As parts of the country gear up for summertime heat waves, experts are warning not to drink bottled water if it’s been kept for extended periods of time in hot temperatures—despite what the industry says.
People often leave bottled water in their car or store it by the case in garages or other areas that aren’t climate controlled. But after reading the opinions of several professors and university researchers in this article from Today, you might want to think twice before quenching your thirst with a potentially compromised bottle of water.

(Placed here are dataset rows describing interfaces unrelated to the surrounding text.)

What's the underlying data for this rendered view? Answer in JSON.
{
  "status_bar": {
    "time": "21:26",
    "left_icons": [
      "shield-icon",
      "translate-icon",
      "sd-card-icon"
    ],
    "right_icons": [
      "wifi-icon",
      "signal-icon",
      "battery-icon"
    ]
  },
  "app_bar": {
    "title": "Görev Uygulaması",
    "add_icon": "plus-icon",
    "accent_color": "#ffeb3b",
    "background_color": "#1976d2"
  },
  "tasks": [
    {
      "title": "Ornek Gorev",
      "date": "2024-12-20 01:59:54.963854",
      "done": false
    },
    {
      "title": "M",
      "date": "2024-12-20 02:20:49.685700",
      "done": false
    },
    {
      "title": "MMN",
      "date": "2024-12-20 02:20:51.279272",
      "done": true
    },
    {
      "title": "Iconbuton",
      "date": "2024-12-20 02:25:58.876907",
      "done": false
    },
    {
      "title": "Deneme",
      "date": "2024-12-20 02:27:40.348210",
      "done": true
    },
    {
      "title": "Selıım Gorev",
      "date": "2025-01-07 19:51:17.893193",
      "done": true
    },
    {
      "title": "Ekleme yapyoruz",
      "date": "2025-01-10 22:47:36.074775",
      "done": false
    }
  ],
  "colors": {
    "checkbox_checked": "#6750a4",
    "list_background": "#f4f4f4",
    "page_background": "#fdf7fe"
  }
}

Left your bottled water in a hot car? Drink it with caution, some experts say https://t.co/d1Y9HtJzBr— TODAY (@TODAYshow) July 6, 2018

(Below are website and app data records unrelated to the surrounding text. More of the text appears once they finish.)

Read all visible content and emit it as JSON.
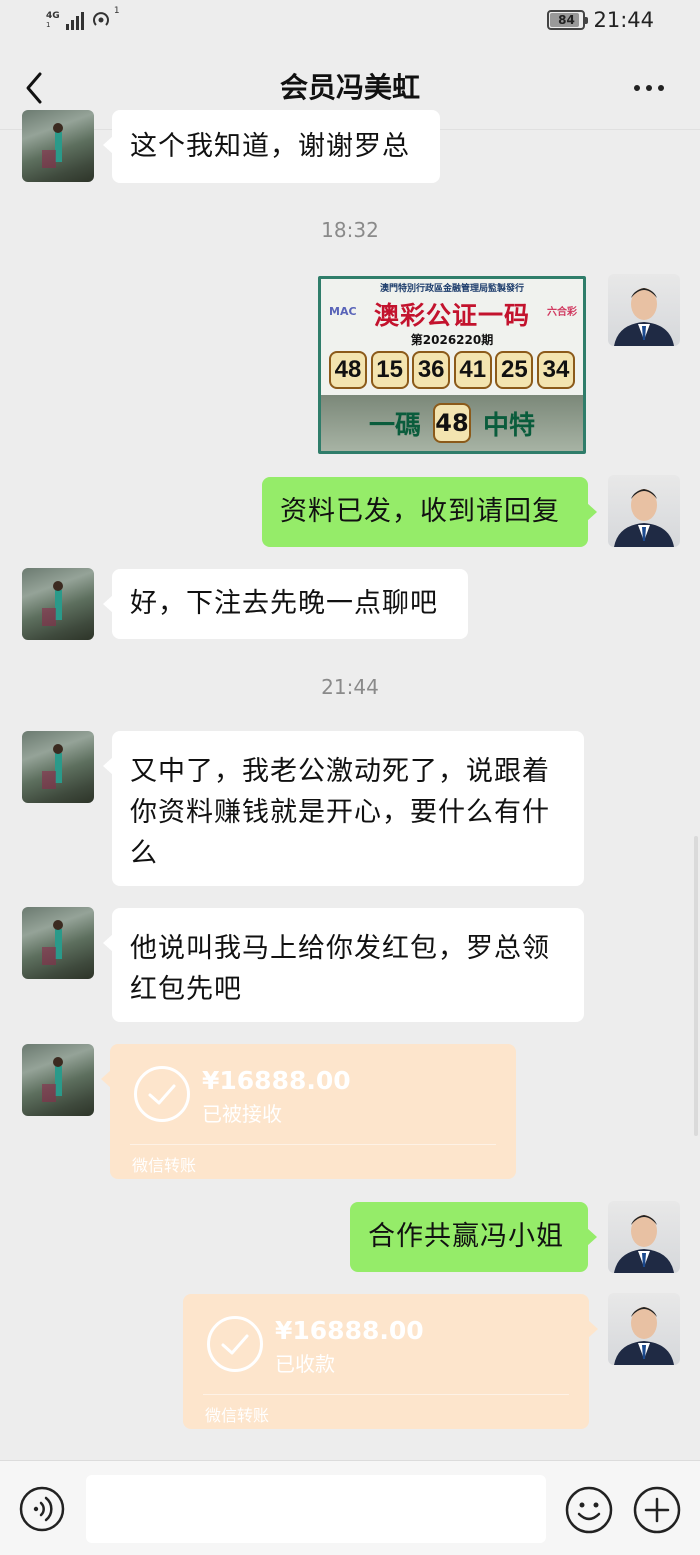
{
  "status_bar": {
    "network": "4G",
    "network_sub": "1",
    "hotspot_sup": "1",
    "battery": "84",
    "time": "21:44"
  },
  "header": {
    "title": "会员冯美虹"
  },
  "messages": {
    "m1": "这个我知道，谢谢罗总",
    "time1": "18:32",
    "lottery": {
      "header": "澳門特別行政區金融管理局監製發行",
      "logo_left": "MAC",
      "title": "澳彩公证一码",
      "logo_right": "六合彩",
      "period": "第2026220期",
      "numbers": [
        "48",
        "15",
        "36",
        "41",
        "25",
        "34"
      ],
      "bottom_left": "一碼",
      "special": "48",
      "bottom_right": "中特"
    },
    "m2": "资料已发，收到请回复",
    "m3": "好，下注去先晚一点聊吧",
    "time2": "21:44",
    "m4": "又中了，我老公激动死了，说跟着你资料赚钱就是开心，要什么有什么",
    "m5": "他说叫我马上给你发红包，罗总领红包先吧",
    "transfer1": {
      "amount": "¥16888.00",
      "status": "已被接收",
      "label": "微信转账"
    },
    "m6": "合作共赢冯小姐",
    "transfer2": {
      "amount": "¥16888.00",
      "status": "已收款",
      "label": "微信转账"
    }
  },
  "input_bar": {
    "value": "",
    "placeholder": ""
  },
  "colors": {
    "bg": "#ededed",
    "bubble_out": "#95ec69",
    "bubble_in": "#ffffff",
    "transfer": "#fde5cc"
  },
  "icons": [
    "back-arrow-icon",
    "more-icon",
    "voice-icon",
    "emoji-icon",
    "plus-icon",
    "check-circle-icon",
    "signal-icon",
    "hotspot-icon",
    "battery-icon"
  ]
}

One of the concerned experts is Cheryl Watson, a professor in the biochemistry and molecular biology department at the University of Texas Medical Branch in Galveston. She warns not to leave bottled water in high-temperature places.
Watson explained to Today:
When you heat things up, the molecules jiggle around faster and that makes them escape from one phase into another. So the plastic leaches its component chemicals out into the water much faster and more with heat applied to it.
It’s kind of like when you put mint leaves in your tea. The heat extracts the mint-tasting molecules and it happens faster in hot tea than it does in cold tea.
She even claims you can taste the difference if you’re drinking water that’s been stored at a high temperature. “That’s everybody’s bottom-line sensing mechanism — you can even taste it,” she said.
On the flipside, the bottled water industry claims their products are safe and that the “experts” are exaggerating or “misrepresents the facts.” Jill Culora, a spokeswoman for the International Bottled Water Association, said:
Bottled water products that are packaged in PET plastic containers do not contain ingredients capable of producing dangerous substances under conditions of normal use.
Claims that plastic bottled water containers stored in warm environments — for example, a hot vehicle — ‘leach’ unnamed chemicals that cause breast cancer or other maladies are not based in science and are unsubstantiated.
The U.S. Food and Drug Administration, which regulates the safety of such products, says that bottled water should be stored in a cool, dry place, away from household solvents, fuels, and other chemicals, and away from direct sunlight—just like other non-perishable food products.
The article also goes in-depth about how just because something is labeled BPA-free doesn’t mean it’s entirely safe. Oftentimes another similar chemical, BPS, is present.
According to Watson:
It’s a shell game. As we get the word out to the public that BPA is dangerous, they substitute other chemicals that are different, but only slightly different.
Her recommendation is to use glass or stainless steel containers that don’t leach anything into the water.
A few folks on Twitter were concerned:
Hmmmmmm— Chill (@H2OChill) July 8, 2018
This is scary!— Mark B (@EverettB24) July 10, 2018
Best practice - dont drink plastic bottled water unless you have no other choice. I use stainless steel or just buy a glass one and re-use that.— Steve Jaworski (@Jawessome) July 8, 2018
Does it matter whether it has been opened or not? Would the risk of bacteria multiplying in high temperatures be higher if it has already been drunk from? I would be interested in your experts' informed views on this.— Bernie (@netmnp) July 8, 2018
To the people in the back:— Odd Vales Inn (@OddValesInn) July 8, 2018
IF THE SUN BAKED YOUR WATER BOTTLE, DITCH THE BOTTLE, THAT SHIT GON' (METAPHORICALLY) KILL YOU
Be sure to read the full article for even more findings on the safety of bottled water stored at high temperatures.